# WHAT YOU WILL DO
Search the records for the string "trip". Copy each line where it occurs.

# GIVEN INFORMATION
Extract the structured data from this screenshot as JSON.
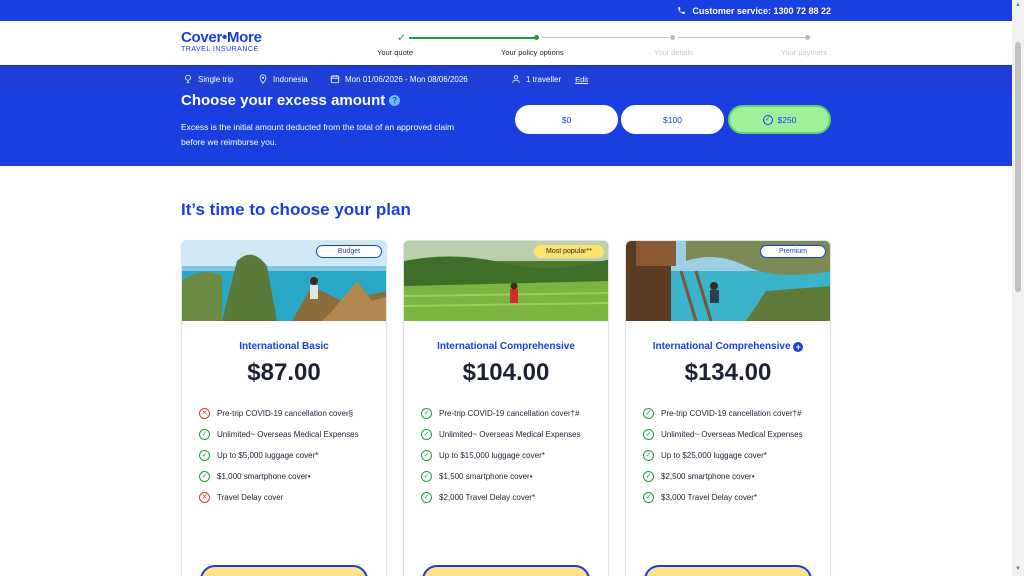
{
  "topbar": {
    "customer_service": "Customer service: 1300 72 88 22"
  },
  "logo": {
    "main": "Cover•More",
    "sub": "TRAVEL INSURANCE"
  },
  "steps": [
    {
      "label": "Your quote",
      "state": "done"
    },
    {
      "label": "Your policy options",
      "state": "current"
    },
    {
      "label": "Your details",
      "state": "upcoming"
    },
    {
      "label": "Your payment",
      "state": "upcoming"
    }
  ],
  "summary": {
    "trip_type": "Single trip",
    "destination": "Indonesia",
    "dates": "Mon 01/06/2026 - Mon 08/06/2026",
    "travellers": "1 traveller",
    "edit": "Edit"
  },
  "excess": {
    "title": "Choose your excess amount",
    "help": "?",
    "description": "Excess is the initial amount deducted from the total of an approved claim before we reimburse you.",
    "options": [
      "$0",
      "$100",
      "$250"
    ],
    "selected": "$250"
  },
  "plans_title": "It’s time to choose your plan",
  "plans": [
    {
      "badge": "Budget",
      "name": "International Basic",
      "price": "$87.00",
      "features": [
        {
          "text": "Pre-trip COVID-19 cancellation cover§",
          "included": false
        },
        {
          "text": "Unlimited~ Overseas Medical Expenses",
          "included": true
        },
        {
          "text": "Up to $5,000 luggage cover*",
          "included": true
        },
        {
          "text": "$1,000 smartphone cover•",
          "included": true
        },
        {
          "text": "Travel Delay cover",
          "included": false
        }
      ]
    },
    {
      "badge": "Most popular**",
      "name": "International Comprehensive",
      "price": "$104.00",
      "features": [
        {
          "text": "Pre-trip COVID-19 cancellation cover†#",
          "included": true
        },
        {
          "text": "Unlimited~ Overseas Medical Expenses",
          "included": true
        },
        {
          "text": "Up to $15,000 luggage cover*",
          "included": true
        },
        {
          "text": "$1,500 smartphone cover•",
          "included": true
        },
        {
          "text": "$2,000 Travel Delay cover*",
          "included": true
        }
      ]
    },
    {
      "badge": "Premium",
      "name": "International Comprehensive",
      "price": "$134.00",
      "features": [
        {
          "text": "Pre-trip COVID-19 cancellation cover†#",
          "included": true
        },
        {
          "text": "Unlimited~ Overseas Medical Expenses",
          "included": true
        },
        {
          "text": "Up to $25,000 luggage cover*",
          "included": true
        },
        {
          "text": "$2,500 smartphone cover•",
          "included": true
        },
        {
          "text": "$3,000 Travel Delay cover*",
          "included": true
        }
      ]
    }
  ],
  "colors": {
    "brand": "#1a3fe0",
    "selected": "#9ff09a",
    "success": "#1f9d4a",
    "error": "#d63a3a"
  }
}
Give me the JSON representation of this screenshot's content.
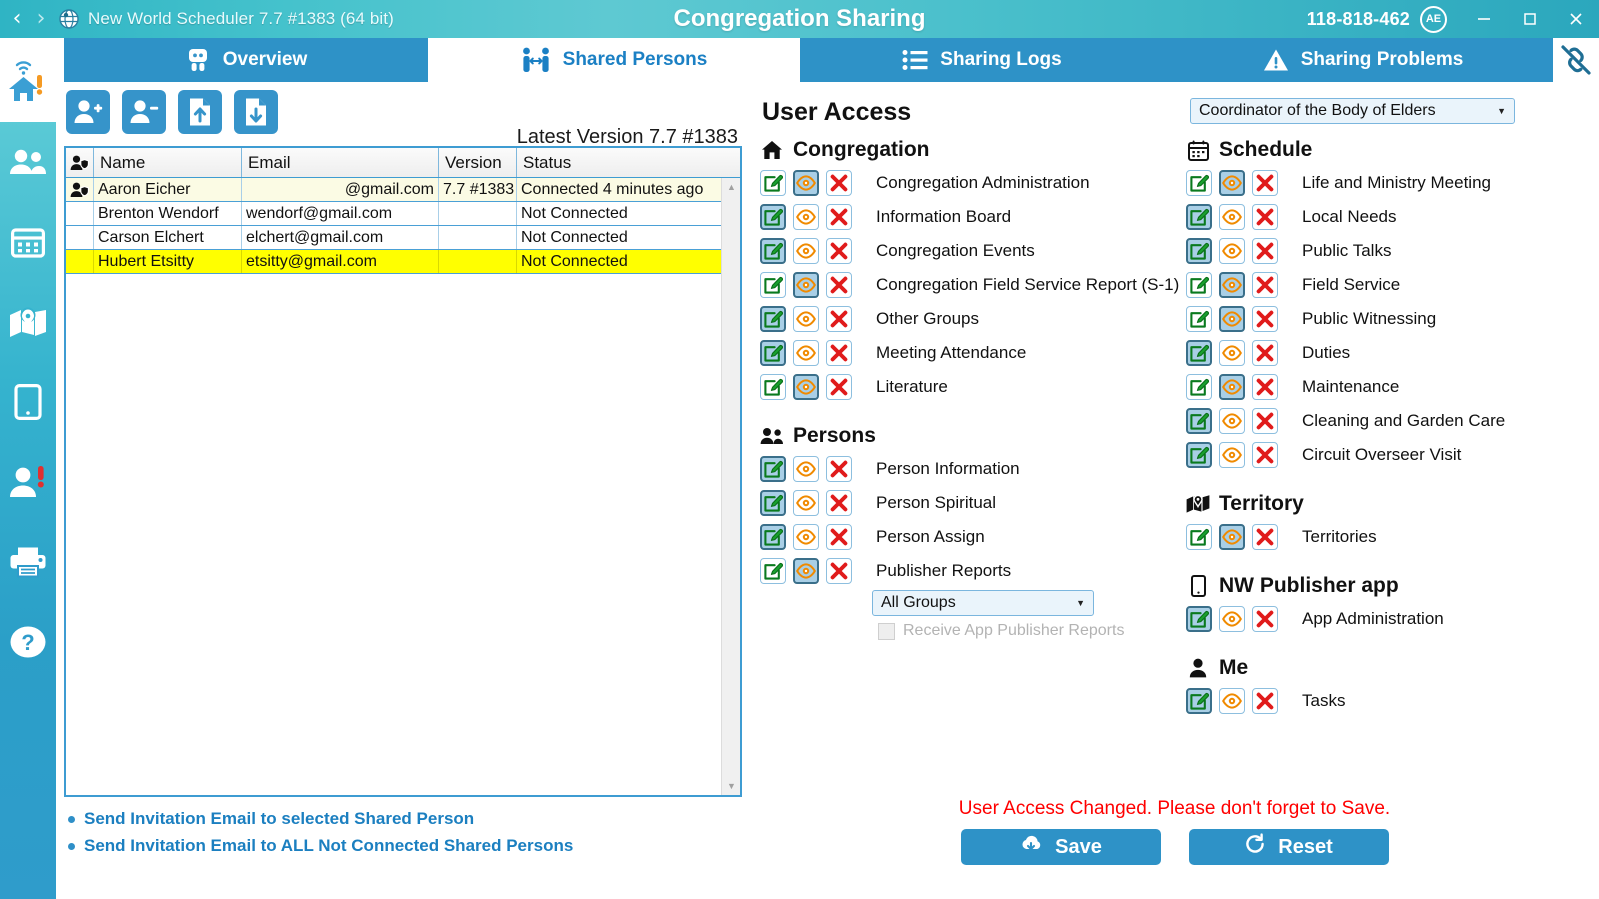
{
  "titlebar": {
    "app_title": "New World Scheduler 7.7 #1383 (64 bit)",
    "window_title": "Congregation Sharing",
    "license_number": "118-818-462",
    "avatar_initials": "AE",
    "back_icon": "chevron-left-icon",
    "forward_icon": "chevron-right-icon",
    "minimize_label": "–",
    "maximize_label": "☐",
    "close_label": "×"
  },
  "sidebar": {
    "items": [
      {
        "name": "wifi-home-status",
        "icon": "home-alert-icon"
      },
      {
        "name": "persons",
        "icon": "people-icon"
      },
      {
        "name": "schedule",
        "icon": "calendar-icon"
      },
      {
        "name": "territory",
        "icon": "map-icon"
      },
      {
        "name": "publisher-app",
        "icon": "tablet-icon"
      },
      {
        "name": "me",
        "icon": "person-alert-icon"
      },
      {
        "name": "print",
        "icon": "printer-icon"
      },
      {
        "name": "help",
        "icon": "question-circle-icon"
      }
    ]
  },
  "tabs": [
    {
      "label": "Overview",
      "icon": "overview-icon",
      "active": false
    },
    {
      "label": "Shared Persons",
      "icon": "shared-persons-icon",
      "active": true
    },
    {
      "label": "Sharing Logs",
      "icon": "list-icon",
      "active": false
    },
    {
      "label": "Sharing Problems",
      "icon": "warning-icon",
      "active": false
    }
  ],
  "top_right": {
    "unlink_icon": "broken-link-icon",
    "help_icon": "question-circle-icon"
  },
  "left_panel": {
    "toolbar": [
      {
        "name": "add-shared-person-button",
        "icon": "user-plus-icon"
      },
      {
        "name": "remove-shared-person-button",
        "icon": "user-minus-icon"
      },
      {
        "name": "export-button",
        "icon": "file-up-icon"
      },
      {
        "name": "import-button",
        "icon": "file-down-icon"
      }
    ],
    "latest_version": "Latest Version 7.7  #1383",
    "table": {
      "columns": [
        "",
        "Name",
        "Email",
        "Version",
        "Status"
      ],
      "rows": [
        {
          "icon": "person-shield-icon",
          "name": "Aaron Eicher",
          "email": "@gmail.com",
          "email_align": "right",
          "version": "7.7 #1383",
          "status": "Connected 4 minutes ago",
          "state": "selected"
        },
        {
          "icon": "",
          "name": "Brenton Wendorf",
          "email": "wendorf@gmail.com",
          "email_align": "left",
          "version": "",
          "status": "Not Connected",
          "state": "normal"
        },
        {
          "icon": "",
          "name": "Carson Elchert",
          "email": "elchert@gmail.com",
          "email_align": "left",
          "version": "",
          "status": "Not Connected",
          "state": "normal"
        },
        {
          "icon": "",
          "name": "Hubert Etsitty",
          "email": "etsitty@gmail.com",
          "email_align": "left",
          "version": "",
          "status": "Not Connected",
          "state": "highlighted"
        }
      ]
    },
    "links": [
      "Send Invitation Email to selected Shared Person",
      "Send Invitation Email to ALL Not Connected Shared Persons"
    ]
  },
  "user_access": {
    "title": "User Access",
    "role": "Coordinator of the Body of Elders",
    "groups_left": [
      {
        "title": "Congregation",
        "icon": "home-icon",
        "items": [
          {
            "label": "Congregation Administration",
            "selected": "view"
          },
          {
            "label": "Information Board",
            "selected": "edit"
          },
          {
            "label": "Congregation Events",
            "selected": "edit"
          },
          {
            "label": "Congregation Field Service Report (S-1)",
            "selected": "view"
          },
          {
            "label": "Other Groups",
            "selected": "edit"
          },
          {
            "label": "Meeting Attendance",
            "selected": "edit"
          },
          {
            "label": "Literature",
            "selected": "view"
          }
        ]
      },
      {
        "title": "Persons",
        "icon": "people-icon",
        "items": [
          {
            "label": "Person Information",
            "selected": "edit"
          },
          {
            "label": "Person Spiritual",
            "selected": "edit"
          },
          {
            "label": "Person Assign",
            "selected": "edit"
          },
          {
            "label": "Publisher Reports",
            "selected": "view"
          }
        ],
        "extra": {
          "group_select": "All Groups",
          "checkbox_label": "Receive App Publisher Reports",
          "checkbox_checked": false
        }
      }
    ],
    "groups_right": [
      {
        "title": "Schedule",
        "icon": "calendar-icon",
        "items": [
          {
            "label": "Life and Ministry Meeting",
            "selected": "view"
          },
          {
            "label": "Local Needs",
            "selected": "edit"
          },
          {
            "label": "Public Talks",
            "selected": "edit"
          },
          {
            "label": "Field Service",
            "selected": "view"
          },
          {
            "label": "Public Witnessing",
            "selected": "view"
          },
          {
            "label": "Duties",
            "selected": "edit"
          },
          {
            "label": "Maintenance",
            "selected": "view"
          },
          {
            "label": "Cleaning and Garden Care",
            "selected": "edit"
          },
          {
            "label": "Circuit Overseer Visit",
            "selected": "edit"
          }
        ]
      },
      {
        "title": "Territory",
        "icon": "map-icon",
        "items": [
          {
            "label": "Territories",
            "selected": "view"
          }
        ]
      },
      {
        "title": "NW Publisher app",
        "icon": "tablet-icon",
        "items": [
          {
            "label": "App Administration",
            "selected": "edit"
          }
        ]
      },
      {
        "title": "Me",
        "icon": "person-icon",
        "items": [
          {
            "label": "Tasks",
            "selected": "edit"
          }
        ]
      }
    ],
    "permission_icons": {
      "edit": "edit-pencil-icon",
      "view": "eye-icon",
      "none": "red-x-icon"
    }
  },
  "footer": {
    "warning": "User Access Changed. Please don't forget to Save.",
    "save_label": "Save",
    "save_icon": "cloud-download-icon",
    "reset_label": "Reset",
    "reset_icon": "refresh-icon"
  },
  "colors": {
    "title_gradient_start": "#2fb4c4",
    "title_gradient_end": "#2ba7bd",
    "tab_inactive": "#2e92c7",
    "tab_active_text": "#1b80c4",
    "link_blue": "#1b7fc0",
    "warning_red": "#ff0000",
    "highlight_yellow": "#ffff00",
    "selected_row": "#fbfbe4",
    "button_blue": "#2e92c7"
  }
}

# FINISHED TASK
    "trip_type": "Single trip",
          "text": "Pre-trip COVID-19 cancellation cover§",
          "text": "Pre-trip COVID-19 cancellation cover†#",
          "text": "Pre-trip COVID-19 cancellation cover†#",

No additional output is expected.